This type of water absorption does not require the use of metabolic energy. The absorption occurs by metabolic activity like transpiration.
Passive absorption is the type where the water absorption is through the transpiration pull. This creates tension or force that helps in the movement of water upwards into the xylem sap. Higher is the transpiration rate, higher is the absorption of water.
Role of root hairs in water absorption
The root contains some tubular, hair-like and unicellular structures refers as “Root hair”. In the root system, where the root hair develops refers to as “Root hair zone”.
The zone of root hair is the only region that participates in water absorption activity. Root hair zone is the water permeable region. Root hairs are the outgrowths which arise from the epidermal layer refers as “Piliferous layer”.

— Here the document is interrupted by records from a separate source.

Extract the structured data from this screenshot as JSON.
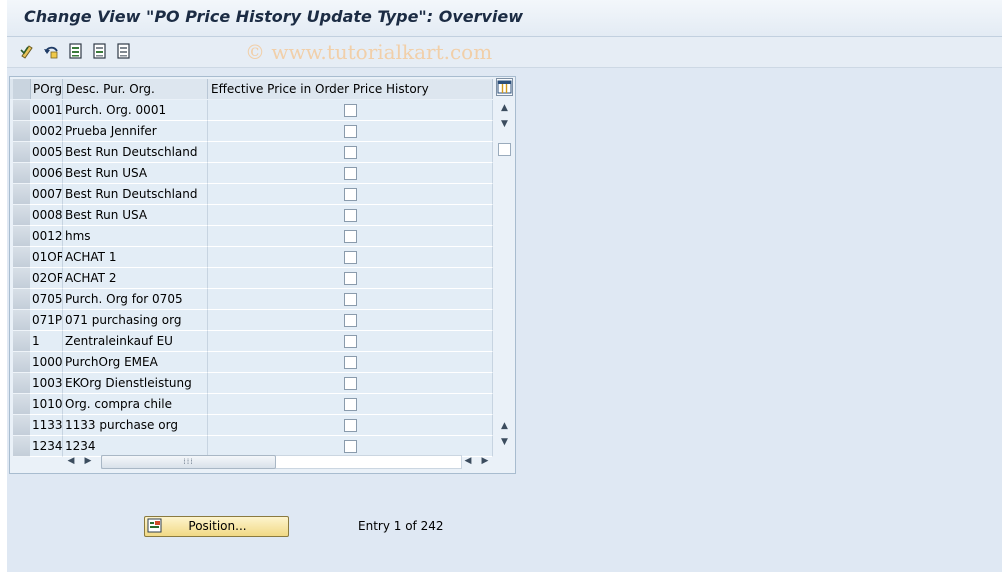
{
  "window": {
    "title": "Change View \"PO Price History Update Type\": Overview"
  },
  "toolbar": {
    "watermark": "© www.tutorialkart.com",
    "buttons": [
      "display-change-icon",
      "undo-icon",
      "select-all-icon",
      "deselect-all-icon",
      "select-block-icon"
    ]
  },
  "table": {
    "columns": [
      "POrg",
      "Desc. Pur. Org.",
      "Effective Price in Order Price History"
    ],
    "rows": [
      {
        "porg": "0001",
        "desc": "Purch. Org. 0001",
        "checked": false
      },
      {
        "porg": "0002",
        "desc": "Prueba Jennifer",
        "checked": false
      },
      {
        "porg": "0005",
        "desc": "Best Run Deutschland",
        "checked": false
      },
      {
        "porg": "0006",
        "desc": "Best Run USA",
        "checked": false
      },
      {
        "porg": "0007",
        "desc": "Best Run Deutschland",
        "checked": false
      },
      {
        "porg": "0008",
        "desc": "Best Run USA",
        "checked": false
      },
      {
        "porg": "0012",
        "desc": "hms",
        "checked": false
      },
      {
        "porg": "01OR",
        "desc": "ACHAT 1",
        "checked": false
      },
      {
        "porg": "02OR",
        "desc": "ACHAT 2",
        "checked": false
      },
      {
        "porg": "0705",
        "desc": "Purch. Org for 0705",
        "checked": false
      },
      {
        "porg": "071P",
        "desc": "071 purchasing org",
        "checked": false
      },
      {
        "porg": "1",
        "desc": "Zentraleinkauf EU",
        "checked": false
      },
      {
        "porg": "1000",
        "desc": "PurchOrg EMEA",
        "checked": false
      },
      {
        "porg": "1003",
        "desc": "EKOrg Dienstleistung",
        "checked": false
      },
      {
        "porg": "1010",
        "desc": "Org. compra chile",
        "checked": false
      },
      {
        "porg": "1133",
        "desc": "1133 purchase org",
        "checked": false
      },
      {
        "porg": "1234",
        "desc": "1234",
        "checked": false
      }
    ]
  },
  "footer": {
    "position_label": "Position...",
    "entry_text": "Entry 1 of 242"
  },
  "colors": {
    "background": "#dfe8f3",
    "row": "#e3edf6",
    "button": "#f1d985"
  }
}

The cell wall of root hair consists of a double layer membrane. Pectin is present in the outer layer and cellulose is present in the inner layer of the cell wall. Under the cell wall, there is a cytoplasmic membrane which is selectively permeable. The cytoplasmic membrane will allow specific substances to pass across the cell concentration gradient.
Inside the cytoplasmic membrane, there are root cells, nucleus and a vacuole or cell sap are present. Soil aggregates surround the root hair which contains water, from where the root hair carries the water into the root xylem by different mechanisms, from which osmosis is most common.

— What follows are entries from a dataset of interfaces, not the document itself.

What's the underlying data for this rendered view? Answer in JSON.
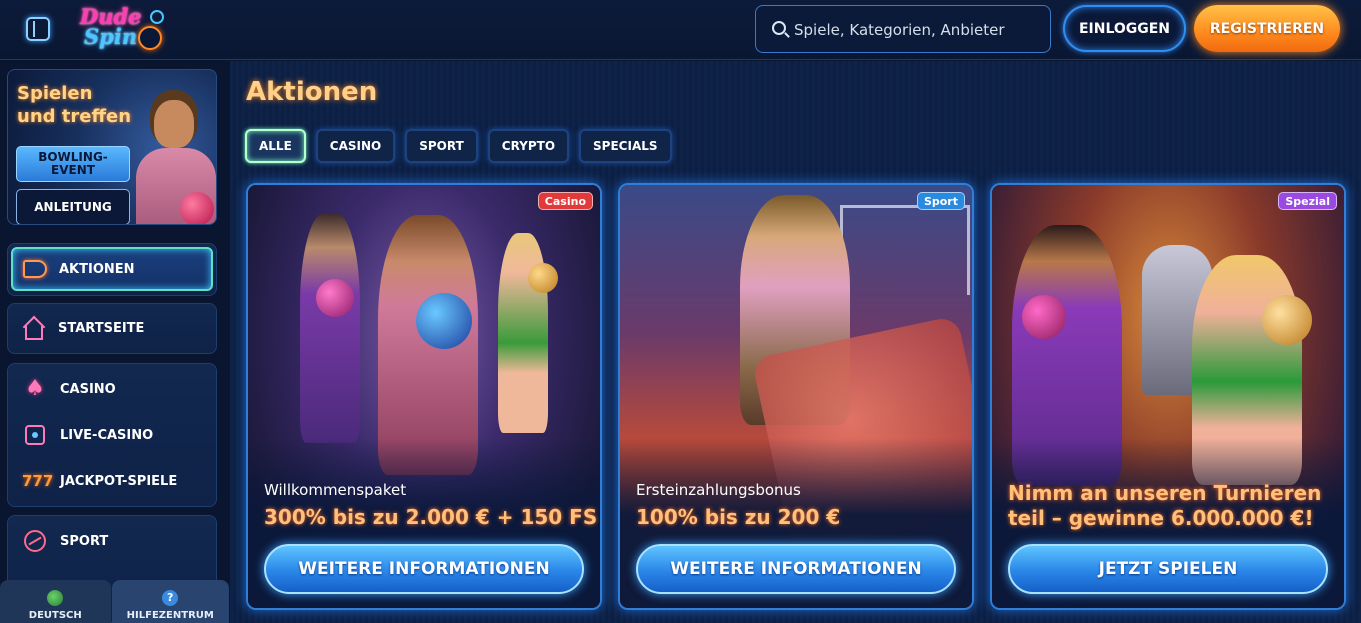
{
  "header": {
    "logo_line1": "Dude",
    "logo_line2": "Spin",
    "search_placeholder": "Spiele, Kategorien, Anbieter",
    "login_label": "EINLOGGEN",
    "register_label": "REGISTRIEREN"
  },
  "sidebar": {
    "promo": {
      "title": "Spielen und treffen",
      "event_button": "BOWLING-EVENT",
      "guide_button": "ANLEITUNG"
    },
    "nav_active": {
      "label": "AKTIONEN",
      "icon": "megaphone-icon"
    },
    "nav_home": {
      "label": "STARTSEITE",
      "icon": "home-icon"
    },
    "nav_games": [
      {
        "label": "CASINO",
        "icon": "spade-icon"
      },
      {
        "label": "LIVE-CASINO",
        "icon": "dice-icon"
      },
      {
        "label": "JACKPOT-SPIELE",
        "icon": "777-icon"
      }
    ],
    "nav_sport": {
      "label": "SPORT",
      "icon": "volleyball-icon"
    },
    "footer": {
      "language_label": "DEUTSCH",
      "help_label": "HILFEZENTRUM"
    }
  },
  "main": {
    "title": "Aktionen",
    "tabs": [
      {
        "label": "ALLE",
        "active": true
      },
      {
        "label": "CASINO",
        "active": false
      },
      {
        "label": "SPORT",
        "active": false
      },
      {
        "label": "CRYPTO",
        "active": false
      },
      {
        "label": "SPECIALS",
        "active": false
      }
    ],
    "cards": [
      {
        "badge": "Casino",
        "subtitle": "Willkommenspaket",
        "headline": "300% bis zu 2.000 € + 150 FS",
        "cta": "WEITERE INFORMATIONEN"
      },
      {
        "badge": "Sport",
        "subtitle": "Ersteinzahlungsbonus",
        "headline": "100% bis zu 200 €",
        "cta": "WEITERE INFORMATIONEN"
      },
      {
        "badge": "Spezial",
        "headline": "Nimm an unseren Turnieren teil – gewinne 6.000.000 €!",
        "cta": "JETZT SPIELEN"
      }
    ]
  },
  "colors": {
    "background": "#0a1630",
    "accent_orange": "#ff8a1e",
    "accent_blue": "#2a86e8",
    "title_gold": "#ffd08a"
  }
}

Mechanism of water absorption in plants
The movement of water from the soil to the root xylem occurs by the following stages through the root hairs:
- In the first step, there is an absorption of water by the root hairs of the plant through the process of osmosis. The soil has high water concentration than the cell sap, therefore water will move from the high concentration to the low concentration following the process of osmosis through the cytoplasmic membrane of the root hairs.
- After entering into the root hair, the water will cross the epidermis or piliferous layer of the root system.
- Then, the water will move from the epidermis to the root cortex.
- From the root cortex, the water will then move to the endodermis consists of suberic and passive cells where passive cells help in the diffusion of water further into the root cell.
- Then water moves from the pericycle to the root xylem i.e. perixylem and metaxylem. Therefore, water will store in the xylem root system which the plant body uses to perform various metabolic activities and most importantly for its growth.
Factors affecting water absorption in plants
There are two kinds of factors involve which influences the activity of water absorption.
- Extrinsic factors
- Intrinsic factors
Extrinsic factors are the external factors or the environmental factors which includes the following:
Soil water: Soil carries five different types of water, out of which the capillary water is useful for the biological activity of the plant.
The concentration of soil solution: The concentration of soil must be low. If there is a high concentration of soil then it will refer as “Physiologically dry soil”. Highly concentrated or dry soil makes the water absorption difficult.
Soil air: There should be space between the soil particles for the proper air supply. If the quantity of oxygen is less, then the quantity of carbon dioxide will increase, which leads to the anaerobic respiration.
Soil temperature: The optimum temperature is 20- 35 degrees Celsius.
Intrinsic factors involve some internal factors that occur inside the cell which includes the following:
It involves the metabolic activities like respiration, transcription and the number of root hairs which directly influences the rate of water absorption.
Therefore water absorption in plants is through the root hairs which carry water present in the soil and forms a zone refers as “Root hair zone”. The root hairs absorb water through their wall which is water loving “Hydrophilic” in nature. Therefore due to high permeability of root hairs to the water will help in uptake water either through osmosis or transpiration.